Dedicated cruise-types love to dress up and there is usually at least one formal night on board depending on the length of your cruise. But don’t panic — ‘formal’ is open to interpretation and the dress standard will still be reasonably relaxed. A standard jacket and tie will be more than fine for gents.
Formal nights do have a down side — the lack of irons. They are generally not permitted in guest staterooms (including the small travel variety) for safety reasons. Check your cruise line’s policy.
Tip: Iron all your formal wear at home and carry it on-board in a suit pack. This will save you big dollars on the valet service.
Try before you buy
If you’re still not sure whether cruising is right for you, these days there are lots of reasonably priced ‘sampler cruises’ on offer. These short two and three day cruises from key ports along Australia’s eastern seaboard are a great way to test the waters (so to speak) on a longer holiday at sea.
Unless specified, the images used in this story are stock images and are not attributed to any particular cruise line.
Do you have any top tips for first time cruisers? We would love to hear from you. Please leave a comment below.
Additional images: Bigstock
About the writer

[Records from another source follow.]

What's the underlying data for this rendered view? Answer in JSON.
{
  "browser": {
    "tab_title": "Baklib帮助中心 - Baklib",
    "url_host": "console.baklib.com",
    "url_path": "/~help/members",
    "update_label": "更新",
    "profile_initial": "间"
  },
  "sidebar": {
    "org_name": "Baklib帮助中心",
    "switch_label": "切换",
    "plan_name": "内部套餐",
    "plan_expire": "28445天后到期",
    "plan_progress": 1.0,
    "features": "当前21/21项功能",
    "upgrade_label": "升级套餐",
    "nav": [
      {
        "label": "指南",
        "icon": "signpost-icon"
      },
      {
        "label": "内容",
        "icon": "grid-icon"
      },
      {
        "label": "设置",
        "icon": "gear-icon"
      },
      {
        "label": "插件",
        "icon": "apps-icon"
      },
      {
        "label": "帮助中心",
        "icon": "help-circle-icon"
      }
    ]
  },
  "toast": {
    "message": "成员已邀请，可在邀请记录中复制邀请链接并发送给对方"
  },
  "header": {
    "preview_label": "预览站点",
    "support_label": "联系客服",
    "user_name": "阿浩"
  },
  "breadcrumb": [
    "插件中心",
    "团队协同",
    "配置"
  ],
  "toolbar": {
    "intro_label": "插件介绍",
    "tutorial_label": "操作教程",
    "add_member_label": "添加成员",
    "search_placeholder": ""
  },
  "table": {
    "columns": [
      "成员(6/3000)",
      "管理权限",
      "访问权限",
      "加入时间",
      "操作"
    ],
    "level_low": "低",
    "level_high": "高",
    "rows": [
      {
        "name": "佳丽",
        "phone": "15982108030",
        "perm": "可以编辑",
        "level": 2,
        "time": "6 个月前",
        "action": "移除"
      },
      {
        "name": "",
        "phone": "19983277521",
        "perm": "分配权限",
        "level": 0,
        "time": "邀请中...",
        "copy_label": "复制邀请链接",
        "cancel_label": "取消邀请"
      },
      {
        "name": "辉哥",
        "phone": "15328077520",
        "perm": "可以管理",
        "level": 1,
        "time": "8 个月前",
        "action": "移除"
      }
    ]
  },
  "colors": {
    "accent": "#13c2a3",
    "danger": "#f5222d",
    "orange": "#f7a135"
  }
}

Adam Ford is editor of The Big Bus tour and travel guide and a travel TV presenter, writer, blogger and photographer. He has travelled extensively through Europe, Asia, North America, Africa and the Middle East. Adam worked as a travel consultant for a number of years with Flight Centre before taking up the opportunity to travel the world himself as host of the TV series Tour the World on Network Ten. He loves to experience everything a new destination has to offer and is equally at home in a five-star Palazzo in Pisa or a home-stay in Hanoi.